[Data about app and page elements]

···

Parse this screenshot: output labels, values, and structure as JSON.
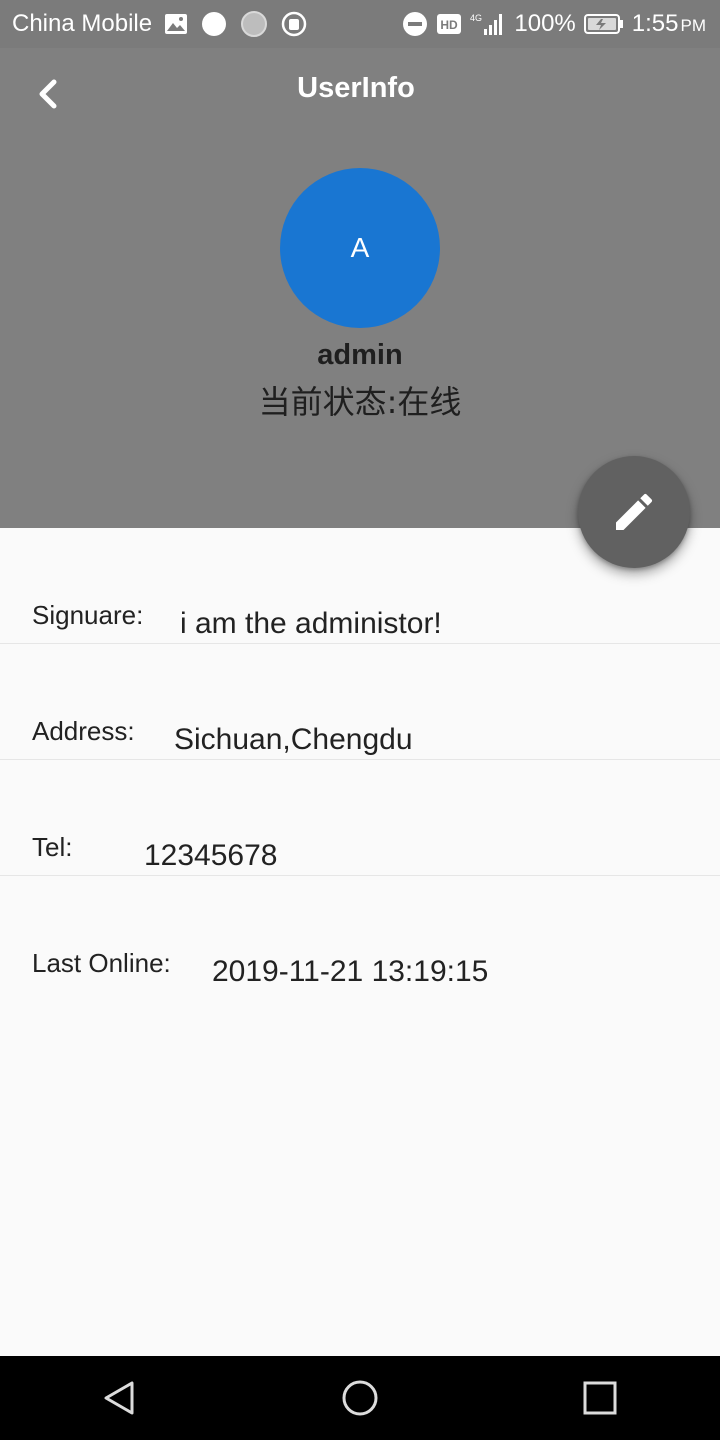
{
  "status_bar": {
    "carrier": "China Mobile",
    "hd_label": "HD",
    "network_label": "4G",
    "battery_percent": "100%",
    "time": "1:55",
    "ampm": "PM"
  },
  "header": {
    "title": "UserInfo",
    "avatar_letter": "A",
    "username": "admin",
    "status_text": "当前状态:在线",
    "background_color": "#808080",
    "avatar_color": "#1976d2"
  },
  "fab": {
    "icon": "pencil-icon",
    "color": "#616161"
  },
  "info": {
    "signature_label": "Signuare:",
    "signature_value": "i am the administor!",
    "address_label": "Address:",
    "address_value": "Sichuan,Chengdu",
    "tel_label": "Tel:",
    "tel_value": "12345678",
    "last_online_label": "Last Online:",
    "last_online_value": "2019-11-21 13:19:15"
  },
  "nav": {
    "back_icon": "triangle-back-icon",
    "home_icon": "circle-home-icon",
    "recents_icon": "square-recents-icon"
  }
}
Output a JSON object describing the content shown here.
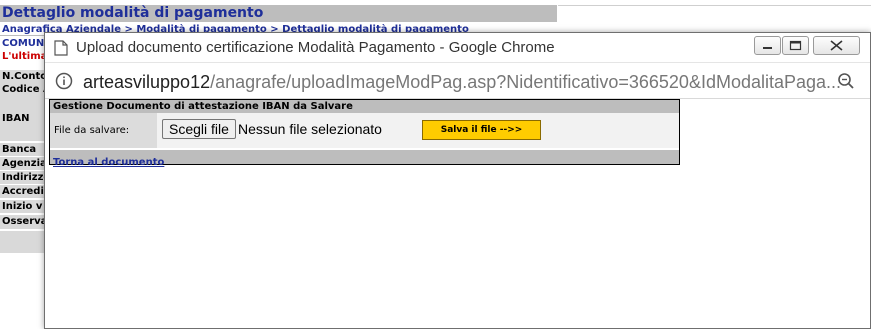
{
  "background_page": {
    "title": "Dettaglio modalità di pagamento",
    "breadcrumb": "Anagrafica Aziendale > Modalità di pagamento > Dettaglio modalità di pagamento",
    "comune_text": "COMUN",
    "ultima_text": "L'ultima",
    "field_labels": [
      "N.Conto",
      "Codice A",
      "IBAN",
      "Banca",
      "Agenzia",
      "Indirizzo",
      "Accredi",
      "Inizio v",
      "Osserva"
    ],
    "colors": {
      "header_gray": "#bdbdbd",
      "link_blue": "#1f2f9a",
      "warning_red": "#cc0000"
    }
  },
  "popup": {
    "window_title": "Upload documento certificazione Modalità Pagamento - Google Chrome",
    "url_host": "arteasviluppo12",
    "url_path": "/anagrafe/uploadImageModPag.asp?Nidentificativo=366520&IdModalitaPaga...",
    "window_controls": [
      "minimize-icon",
      "maximize-icon",
      "close-icon"
    ],
    "panel": {
      "header": "Gestione Documento di attestazione IBAN da Salvare",
      "file_label": "File da salvare:",
      "choose_file_button": "Scegli file",
      "no_file_text": "Nessun file selezionato",
      "save_button": "Salva il file -->>",
      "back_link": "Torna al documento"
    },
    "colors": {
      "save_button": "#ffcc00",
      "panel_header": "#bdbdbd"
    }
  }
}
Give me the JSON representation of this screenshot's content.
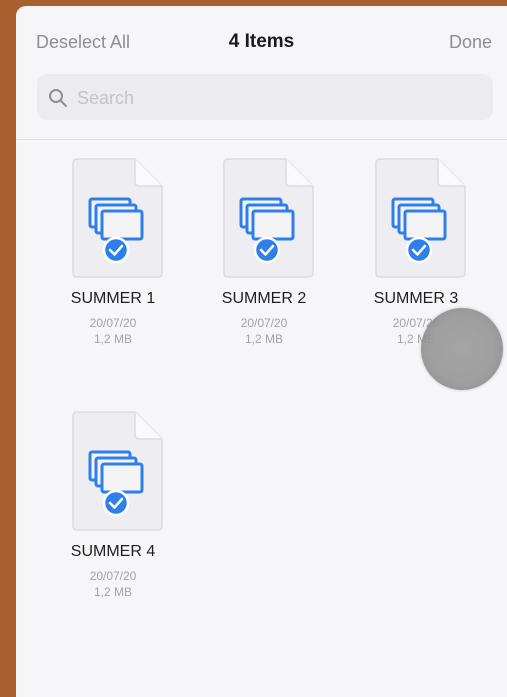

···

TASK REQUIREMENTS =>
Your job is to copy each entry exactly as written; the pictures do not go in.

SOLUTION TO THE EXERCISE =>
Parse this screenshot: output labels, values, and structure as JSON.
{
  "status_bar": {
    "carrier": "China Mobile",
    "hd_label": "HD",
    "network_label": "4G",
    "battery_percent": "100%",
    "time": "1:55",
    "ampm": "PM"
  },
  "header": {
    "title": "UserInfo",
    "avatar_letter": "A",
    "username": "admin",
    "status_text": "当前状态:在线",
    "background_color": "#808080",
    "avatar_color": "#1976d2"
  },
  "fab": {
    "icon": "pencil-icon",
    "color": "#616161"
  },
  "info": {
    "signature_label": "Signuare:",
    "signature_value": "i am the administor!",
    "address_label": "Address:",
    "address_value": "Sichuan,Chengdu",
    "tel_label": "Tel:",
    "tel_value": "12345678",
    "last_online_label": "Last Online:",
    "last_online_value": "2019-11-21 13:19:15"
  },
  "nav": {
    "back_icon": "triangle-back-icon",
    "home_icon": "circle-home-icon",
    "recents_icon": "square-recents-icon"
  }
}
Output a JSON object describing the content shown here.
{
  "background_page": {
    "title": "Dettaglio modalità di pagamento",
    "breadcrumb": "Anagrafica Aziendale > Modalità di pagamento > Dettaglio modalità di pagamento",
    "comune_text": "COMUN",
    "ultima_text": "L'ultima",
    "field_labels": [
      "N.Conto",
      "Codice A",
      "IBAN",
      "Banca",
      "Agenzia",
      "Indirizzo",
      "Accredi",
      "Inizio v",
      "Osserva"
    ],
    "colors": {
      "header_gray": "#bdbdbd",
      "link_blue": "#1f2f9a",
      "warning_red": "#cc0000"
    }
  },
  "popup": {
    "window_title": "Upload documento certificazione Modalità Pagamento - Google Chrome",
    "url_host": "arteasviluppo12",
    "url_path": "/anagrafe/uploadImageModPag.asp?Nidentificativo=366520&IdModalitaPaga...",
    "window_controls": [
      "minimize-icon",
      "maximize-icon",
      "close-icon"
    ],
    "panel": {
      "header": "Gestione Documento di attestazione IBAN da Salvare",
      "file_label": "File da salvare:",
      "choose_file_button": "Scegli file",
      "no_file_text": "Nessun file selezionato",
      "save_button": "Salva il file -->>",
      "back_link": "Torna al documento"
    },
    "colors": {
      "save_button": "#ffcc00",
      "panel_header": "#bdbdbd"
    }
  }
}
Give me the JSON representation of this screenshot's content.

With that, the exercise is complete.